Until you understand why you are suffering from a health problem, chasing after medications or therapies can keep landing you at dead ends. Functional medicine relies on published, peer-reviewed science to help us understand how the body works and where breakdowns occur. Lab tests, questionnaires, in-office exams, and a discussion about your case history help the functional medicine practitioner learn where the root cause lies
Although different people can have the same symptom for different reasons, functional medicine often finds common root causes. Some of them are:
Food intolerances, especially to gluten and dairy
Low blood sugar
High blood sugar (insulin resistance, or pre-diabetes)
Intestinal bacterial and yeast overgrowths
Autoimmunity (when the immune system attacks and destroys body tissue)
Addressing one or all of these factors, depending on the person, can relieve not only the symptom that brought you to the clinic, but a number of other symptoms as well.
The body is a highly complex web in which all systems and parts are related. The body does not have specialties in the way medicine does. The digestive system — or any other system in the body — does not function independently of the rest of the body. For instance, if autoimmune disease is destroying the thyroid gland, it’s not just the thyroid you address, but also the immune system. If the gallbladder is acting up, addressing a gluten intolerance and chronic inflammation can sometimes prevent gallbladder surgery.

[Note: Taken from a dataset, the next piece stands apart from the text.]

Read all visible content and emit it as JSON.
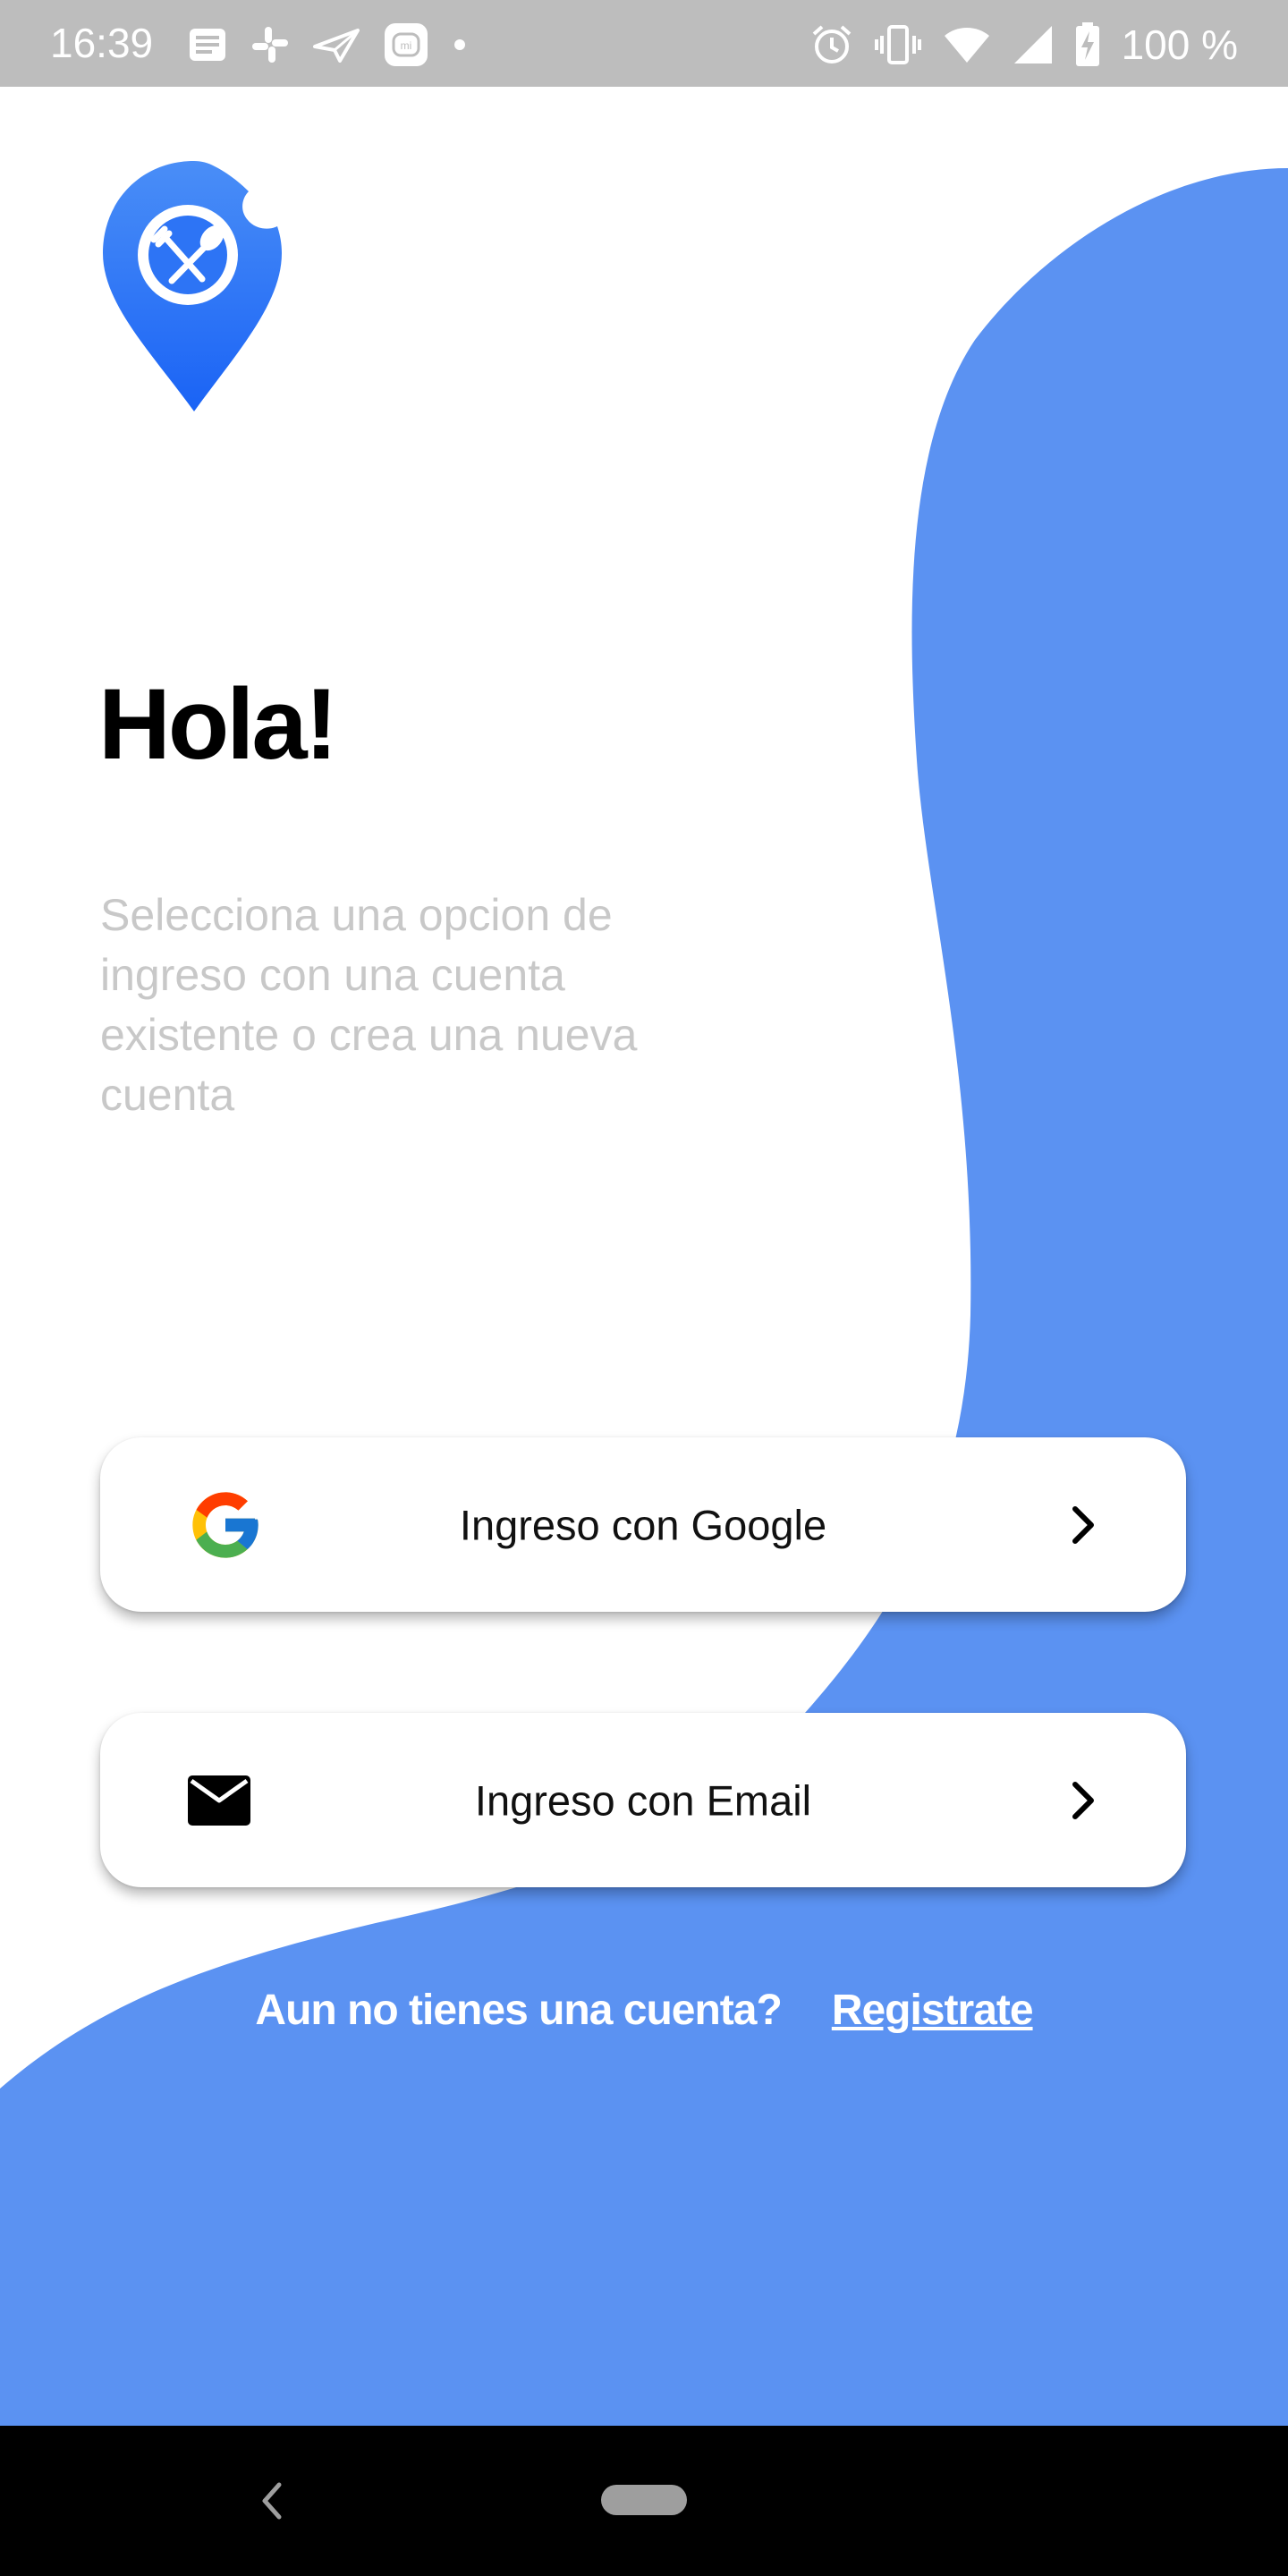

Functional medicine aims to reverse or stop the progression of disease. It’s also about feeling as good as you should feel, so you can enjoy and make the most of your life.